** Data extracts follows **

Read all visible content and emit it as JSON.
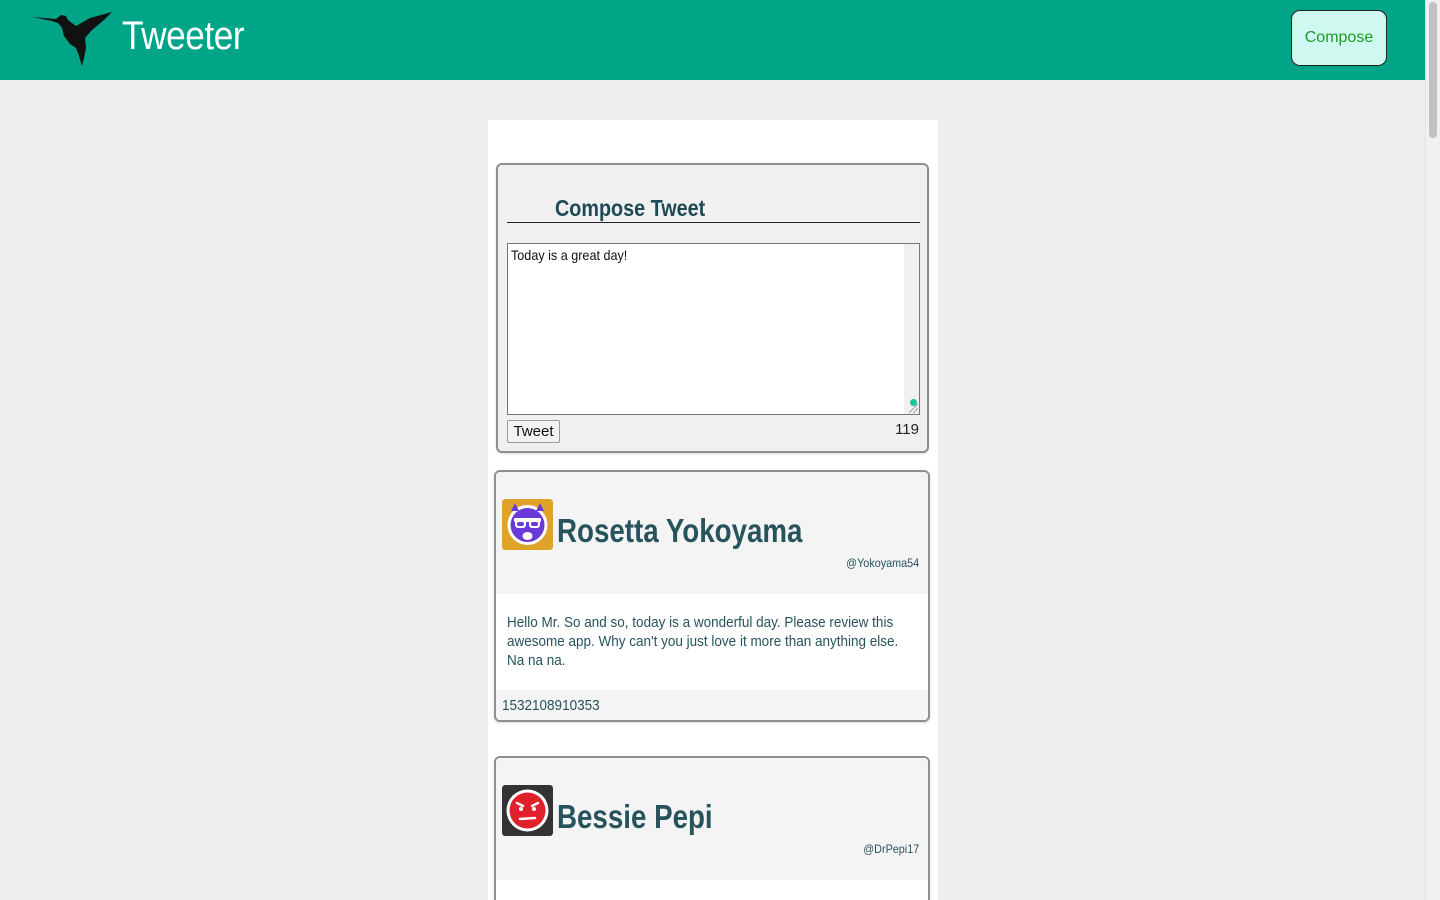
{
  "app": {
    "brand": "Tweeter",
    "compose_button": "Compose",
    "accent_color": "#00a587"
  },
  "compose": {
    "title": "Compose Tweet",
    "text": "Today is a great day!",
    "submit_label": "Tweet",
    "counter": "119"
  },
  "tweets": [
    {
      "name": "Rosetta Yokoyama",
      "handle": "@Yokoyama54",
      "avatar_icon": "cool-sunglasses-face-icon",
      "avatar_bg": "#e0a32a",
      "content": "Hello Mr. So and so, today is a wonderful day. Please review this awesome app. Why can't you just love it more than anything else. Na na na.",
      "timestamp": "1532108910353"
    },
    {
      "name": "Bessie Pepi",
      "handle": "@DrPepi17",
      "avatar_icon": "worried-face-icon",
      "avatar_bg": "#333333"
    }
  ]
}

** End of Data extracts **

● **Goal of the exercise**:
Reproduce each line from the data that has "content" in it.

● **Response**:
Read all visible content and emit it as JSON.
      "content": "Hello Mr. So and so, today is a wonderful day. Please review this awesome app. Why can't you just love it more than anything else. Na na na.",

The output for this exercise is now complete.